As attractive as the idea may be, we are nowhere near the point where we can toss out antibiotics in favor of herbal remedies. But until we can, we need to minimize our exposure to antibiotics. By doing so, we will slow the spread of resistant bacteria, thus making it more likely antibiotics will be effective if we need them.
There are a number of steps we can take. One of the most far-reaching is to avoid ingesting antibiotics with our food. Flesh foods, milk, and eggs are often contaminated with antibiotic residue. True, the Federal Drug Administration (FDA) permits each antibiotic only in trace amounts, but they add up. The controversial hormone rBGH is particularly hazardous in this regard because, as the FDA acknowledges, it may lead to increased amounts of pus and bacteria in the milk. In addition, cows injected with rBGH are more susceptible to disease, which increases the amount of antibiotic contamination in the milk.
We can drastically reduce our exposure to antibiotics by encouraging our local grocer to stock milk, eggs, and flesh foods (if you eat them) that are grown in an antibiotic-free environment. It’ a good idea to avoid genetically altered produce too, as some genetic modifications introduce antibiotic-resistant genes into the vegetable or fruit.
Staying healthy is another obvious way to reduce antibiotic exposure. Plenty of exercise, a moderate amount of nutritious food, and regular, restful sleep will go a long way to keeping us healthy. So will reducing how much we permit ourselves to hurry and worry. Hurried people insist on antibiotics when they become ill because they aren’t willing to give nature time to take its course. This is where yoga comes in: hurriedness dissolves as we let go of the belief in our own importance and incorporate asana, breathing practices, and relaxation exercise into our daily schedules. If we train our minds to stop focusing on unpleasant situations, our stress levels will drop and we’ll be less susceptible to illness.

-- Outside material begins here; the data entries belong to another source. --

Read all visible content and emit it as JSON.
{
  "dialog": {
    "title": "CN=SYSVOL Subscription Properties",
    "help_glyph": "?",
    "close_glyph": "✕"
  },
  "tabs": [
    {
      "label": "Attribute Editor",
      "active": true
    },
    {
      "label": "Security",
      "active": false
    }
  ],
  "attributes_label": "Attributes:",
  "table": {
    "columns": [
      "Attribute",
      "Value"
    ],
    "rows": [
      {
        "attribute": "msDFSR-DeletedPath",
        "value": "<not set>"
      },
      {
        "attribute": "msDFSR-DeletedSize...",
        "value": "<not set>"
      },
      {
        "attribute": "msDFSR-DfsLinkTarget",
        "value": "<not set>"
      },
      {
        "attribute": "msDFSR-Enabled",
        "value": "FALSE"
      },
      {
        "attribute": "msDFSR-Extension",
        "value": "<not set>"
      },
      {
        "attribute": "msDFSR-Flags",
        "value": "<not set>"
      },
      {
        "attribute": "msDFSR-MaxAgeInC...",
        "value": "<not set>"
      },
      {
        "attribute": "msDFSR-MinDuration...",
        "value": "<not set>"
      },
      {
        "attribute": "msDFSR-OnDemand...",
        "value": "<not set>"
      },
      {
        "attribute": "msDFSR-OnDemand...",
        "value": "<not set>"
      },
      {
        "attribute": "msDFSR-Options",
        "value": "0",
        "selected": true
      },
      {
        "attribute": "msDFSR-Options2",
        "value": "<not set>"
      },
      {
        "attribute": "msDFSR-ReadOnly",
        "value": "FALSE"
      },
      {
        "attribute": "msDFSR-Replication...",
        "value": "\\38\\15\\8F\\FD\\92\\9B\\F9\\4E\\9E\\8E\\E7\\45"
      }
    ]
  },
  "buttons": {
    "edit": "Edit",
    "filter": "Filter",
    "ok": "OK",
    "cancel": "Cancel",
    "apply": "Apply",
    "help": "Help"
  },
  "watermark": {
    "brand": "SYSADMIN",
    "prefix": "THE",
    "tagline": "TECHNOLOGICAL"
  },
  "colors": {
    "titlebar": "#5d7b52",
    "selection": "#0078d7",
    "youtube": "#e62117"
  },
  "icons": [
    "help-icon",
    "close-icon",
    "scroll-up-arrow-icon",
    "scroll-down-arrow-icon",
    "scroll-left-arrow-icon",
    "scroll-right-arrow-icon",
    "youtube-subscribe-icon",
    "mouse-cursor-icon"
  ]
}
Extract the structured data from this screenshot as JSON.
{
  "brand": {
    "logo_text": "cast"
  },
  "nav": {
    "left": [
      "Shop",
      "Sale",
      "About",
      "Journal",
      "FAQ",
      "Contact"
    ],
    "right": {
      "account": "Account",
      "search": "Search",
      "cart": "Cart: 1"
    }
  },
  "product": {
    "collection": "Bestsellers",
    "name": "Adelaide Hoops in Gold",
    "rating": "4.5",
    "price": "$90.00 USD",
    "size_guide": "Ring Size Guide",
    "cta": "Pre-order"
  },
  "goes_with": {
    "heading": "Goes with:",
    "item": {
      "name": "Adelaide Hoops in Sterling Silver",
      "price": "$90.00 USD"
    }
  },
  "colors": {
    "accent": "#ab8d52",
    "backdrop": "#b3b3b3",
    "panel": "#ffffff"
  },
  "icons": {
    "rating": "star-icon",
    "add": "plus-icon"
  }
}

When we do become ill, we can check nature’s pharmacy before seeking an antibiotic prescription. The body will heal itself naturally of many simple ailments and infections or will do so with a little assistance from the garden or a homeopathic remedy kit.
Take sinusitis, for example. This viral or bacterial infection of the sinuses can often be treated with simple home measures. Nasal stuffiness is a sign of dehydration, so before reaching for your decongestant, try drinking some warm lemon water, with a pinch of salt and a teaspoon of honey mixed in. Many people experience a loosening of the mucus 10 or 15 minutes after drinking two or three cups and ward off a deeper infection.

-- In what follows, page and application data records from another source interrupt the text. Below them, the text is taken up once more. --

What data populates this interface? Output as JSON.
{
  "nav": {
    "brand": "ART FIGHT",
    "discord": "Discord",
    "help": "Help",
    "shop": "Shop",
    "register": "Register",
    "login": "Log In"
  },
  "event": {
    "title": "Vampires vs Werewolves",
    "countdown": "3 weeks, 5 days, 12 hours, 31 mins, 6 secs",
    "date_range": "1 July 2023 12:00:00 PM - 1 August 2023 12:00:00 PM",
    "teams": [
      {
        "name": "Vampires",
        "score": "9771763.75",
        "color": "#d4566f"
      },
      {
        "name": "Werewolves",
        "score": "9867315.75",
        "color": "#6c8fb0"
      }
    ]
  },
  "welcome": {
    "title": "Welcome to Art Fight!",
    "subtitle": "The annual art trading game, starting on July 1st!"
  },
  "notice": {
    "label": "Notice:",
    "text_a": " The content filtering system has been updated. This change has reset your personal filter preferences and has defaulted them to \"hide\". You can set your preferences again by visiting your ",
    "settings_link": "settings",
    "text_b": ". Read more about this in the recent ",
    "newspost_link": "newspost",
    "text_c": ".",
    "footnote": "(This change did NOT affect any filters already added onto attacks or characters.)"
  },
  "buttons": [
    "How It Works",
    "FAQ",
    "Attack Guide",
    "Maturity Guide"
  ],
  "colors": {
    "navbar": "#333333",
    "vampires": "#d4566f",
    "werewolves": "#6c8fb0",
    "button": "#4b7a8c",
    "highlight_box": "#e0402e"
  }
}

If a deeper infection has already developed in the sinuses, a more aggressive treatment is to take echinacea (the purple coneflower) and hydrastis (goldenseal) in tincture or capsule form three times daily. There are also numerous homeopathic remedies for this condition. If all else fails, you may need to resort to antibiotics.

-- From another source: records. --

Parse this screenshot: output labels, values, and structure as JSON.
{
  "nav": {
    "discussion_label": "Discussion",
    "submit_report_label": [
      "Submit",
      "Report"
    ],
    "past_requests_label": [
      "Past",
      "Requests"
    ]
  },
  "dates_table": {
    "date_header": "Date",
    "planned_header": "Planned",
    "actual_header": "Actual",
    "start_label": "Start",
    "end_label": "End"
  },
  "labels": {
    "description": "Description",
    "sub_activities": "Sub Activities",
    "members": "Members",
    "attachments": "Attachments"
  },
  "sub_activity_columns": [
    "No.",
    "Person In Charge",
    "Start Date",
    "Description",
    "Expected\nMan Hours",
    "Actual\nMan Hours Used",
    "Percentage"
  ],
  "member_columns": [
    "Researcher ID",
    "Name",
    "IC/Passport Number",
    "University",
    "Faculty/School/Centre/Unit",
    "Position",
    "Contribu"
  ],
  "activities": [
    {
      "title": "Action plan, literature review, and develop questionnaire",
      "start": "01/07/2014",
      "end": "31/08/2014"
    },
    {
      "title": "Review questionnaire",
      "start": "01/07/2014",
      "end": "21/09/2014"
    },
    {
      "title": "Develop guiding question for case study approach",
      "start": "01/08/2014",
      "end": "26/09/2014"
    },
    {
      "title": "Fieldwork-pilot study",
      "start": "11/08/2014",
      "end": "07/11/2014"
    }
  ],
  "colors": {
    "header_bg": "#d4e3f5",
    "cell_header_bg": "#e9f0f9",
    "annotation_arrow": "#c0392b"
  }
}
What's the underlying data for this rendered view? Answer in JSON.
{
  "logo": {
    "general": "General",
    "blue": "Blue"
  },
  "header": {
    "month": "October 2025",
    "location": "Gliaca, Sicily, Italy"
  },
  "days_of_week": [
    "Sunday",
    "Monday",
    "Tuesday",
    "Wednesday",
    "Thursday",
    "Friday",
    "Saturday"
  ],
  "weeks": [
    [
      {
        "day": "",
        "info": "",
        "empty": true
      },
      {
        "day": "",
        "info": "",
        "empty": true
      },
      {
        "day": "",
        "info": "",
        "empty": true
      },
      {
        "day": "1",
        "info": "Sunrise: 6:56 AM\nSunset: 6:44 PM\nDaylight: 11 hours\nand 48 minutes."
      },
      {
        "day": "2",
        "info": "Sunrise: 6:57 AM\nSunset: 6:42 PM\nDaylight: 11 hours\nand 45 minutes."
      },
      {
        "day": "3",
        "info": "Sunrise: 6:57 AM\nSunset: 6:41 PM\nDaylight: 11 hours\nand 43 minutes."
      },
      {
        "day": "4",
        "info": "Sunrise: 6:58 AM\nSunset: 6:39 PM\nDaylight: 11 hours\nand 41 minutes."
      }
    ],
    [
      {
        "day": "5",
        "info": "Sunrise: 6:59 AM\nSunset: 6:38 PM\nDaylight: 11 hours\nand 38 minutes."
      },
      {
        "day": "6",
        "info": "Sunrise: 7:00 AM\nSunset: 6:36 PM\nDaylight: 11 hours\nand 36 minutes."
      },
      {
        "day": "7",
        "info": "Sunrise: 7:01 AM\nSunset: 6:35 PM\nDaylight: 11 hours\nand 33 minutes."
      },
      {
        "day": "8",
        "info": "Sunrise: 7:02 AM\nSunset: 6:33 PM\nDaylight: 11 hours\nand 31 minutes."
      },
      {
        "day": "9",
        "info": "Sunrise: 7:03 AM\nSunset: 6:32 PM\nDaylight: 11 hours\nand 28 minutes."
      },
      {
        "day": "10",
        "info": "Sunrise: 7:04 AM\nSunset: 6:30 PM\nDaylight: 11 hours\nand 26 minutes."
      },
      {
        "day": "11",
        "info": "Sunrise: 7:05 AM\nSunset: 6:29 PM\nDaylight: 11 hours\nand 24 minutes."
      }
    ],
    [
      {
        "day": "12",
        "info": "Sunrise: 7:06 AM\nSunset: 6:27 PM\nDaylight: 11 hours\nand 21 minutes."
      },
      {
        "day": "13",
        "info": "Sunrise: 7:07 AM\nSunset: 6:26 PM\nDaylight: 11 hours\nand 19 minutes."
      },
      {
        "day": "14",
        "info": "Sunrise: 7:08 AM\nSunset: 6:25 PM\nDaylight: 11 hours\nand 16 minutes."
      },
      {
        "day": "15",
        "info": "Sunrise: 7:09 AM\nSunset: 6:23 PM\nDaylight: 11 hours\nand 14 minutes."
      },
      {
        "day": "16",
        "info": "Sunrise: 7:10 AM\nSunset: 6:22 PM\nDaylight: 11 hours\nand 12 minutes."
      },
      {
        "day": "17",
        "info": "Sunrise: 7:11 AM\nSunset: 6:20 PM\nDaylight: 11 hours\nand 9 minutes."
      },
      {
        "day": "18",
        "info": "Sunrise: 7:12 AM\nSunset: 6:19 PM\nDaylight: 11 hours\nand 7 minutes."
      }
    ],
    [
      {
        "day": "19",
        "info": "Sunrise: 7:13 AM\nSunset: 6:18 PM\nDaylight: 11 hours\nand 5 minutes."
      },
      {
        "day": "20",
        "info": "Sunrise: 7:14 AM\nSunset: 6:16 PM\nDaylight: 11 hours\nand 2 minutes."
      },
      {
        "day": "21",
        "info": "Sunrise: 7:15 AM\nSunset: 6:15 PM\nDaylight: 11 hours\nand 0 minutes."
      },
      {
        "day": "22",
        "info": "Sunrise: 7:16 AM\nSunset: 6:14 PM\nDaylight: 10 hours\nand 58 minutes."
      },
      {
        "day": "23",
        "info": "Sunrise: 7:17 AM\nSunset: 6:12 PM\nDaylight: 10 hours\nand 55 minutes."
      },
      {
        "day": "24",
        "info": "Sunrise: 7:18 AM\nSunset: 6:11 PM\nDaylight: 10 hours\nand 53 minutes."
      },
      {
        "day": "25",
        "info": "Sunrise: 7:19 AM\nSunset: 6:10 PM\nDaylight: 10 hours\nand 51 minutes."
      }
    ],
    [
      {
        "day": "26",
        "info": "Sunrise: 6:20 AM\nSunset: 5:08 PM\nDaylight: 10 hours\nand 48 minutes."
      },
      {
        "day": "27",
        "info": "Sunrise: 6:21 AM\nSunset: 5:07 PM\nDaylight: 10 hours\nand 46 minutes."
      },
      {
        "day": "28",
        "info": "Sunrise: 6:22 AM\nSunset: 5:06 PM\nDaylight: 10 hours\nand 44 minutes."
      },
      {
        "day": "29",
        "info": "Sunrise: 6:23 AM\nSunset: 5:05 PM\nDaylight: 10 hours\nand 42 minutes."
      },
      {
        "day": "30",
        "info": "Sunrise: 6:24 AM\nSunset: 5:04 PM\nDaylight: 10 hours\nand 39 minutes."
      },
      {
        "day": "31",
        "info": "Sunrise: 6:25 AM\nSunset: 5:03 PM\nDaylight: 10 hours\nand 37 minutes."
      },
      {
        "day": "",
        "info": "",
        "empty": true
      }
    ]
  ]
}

If a physician or other health practitioner recommends antibiotics, you may want to ask some questions. Is the physician treating you for a specific bacterial infection or is she or he prescribing a broad-spectrum antibiotic without knowing exactly which bacteria are present? Would a less powerful antibiotic do? What are the consequences of letting the infection run its course rather than zapping it with an antibiotic?
Antibiotics may be the best treatment for a given condition, but it doesn’t hurt to know for sure. As patients, we share the responsibility for giving bacteria the opportunity to outsmart antibiotics and we share the responsibility for minimizing the misery and loss of life that have resulted as more and more infections are no longer amenable to miracle drugs. As Peace Corps recruiters used to tell us, “If you’re not part of the solution, you’re part of the problem.”
Blair Lewis is the author of The Happiness Revolution and has over 26 years of homeopathic experience.
The Antibiotic Paradox: How Miracle Drugs Are Destroying the Miracle. Stuart Levy, M.D., Plenum Press (p. 4), 1992.
Natural Alternatives to Over the Counter and Prescription Drugs. Michael Murray, N.D., William Morrow & Co., 1994.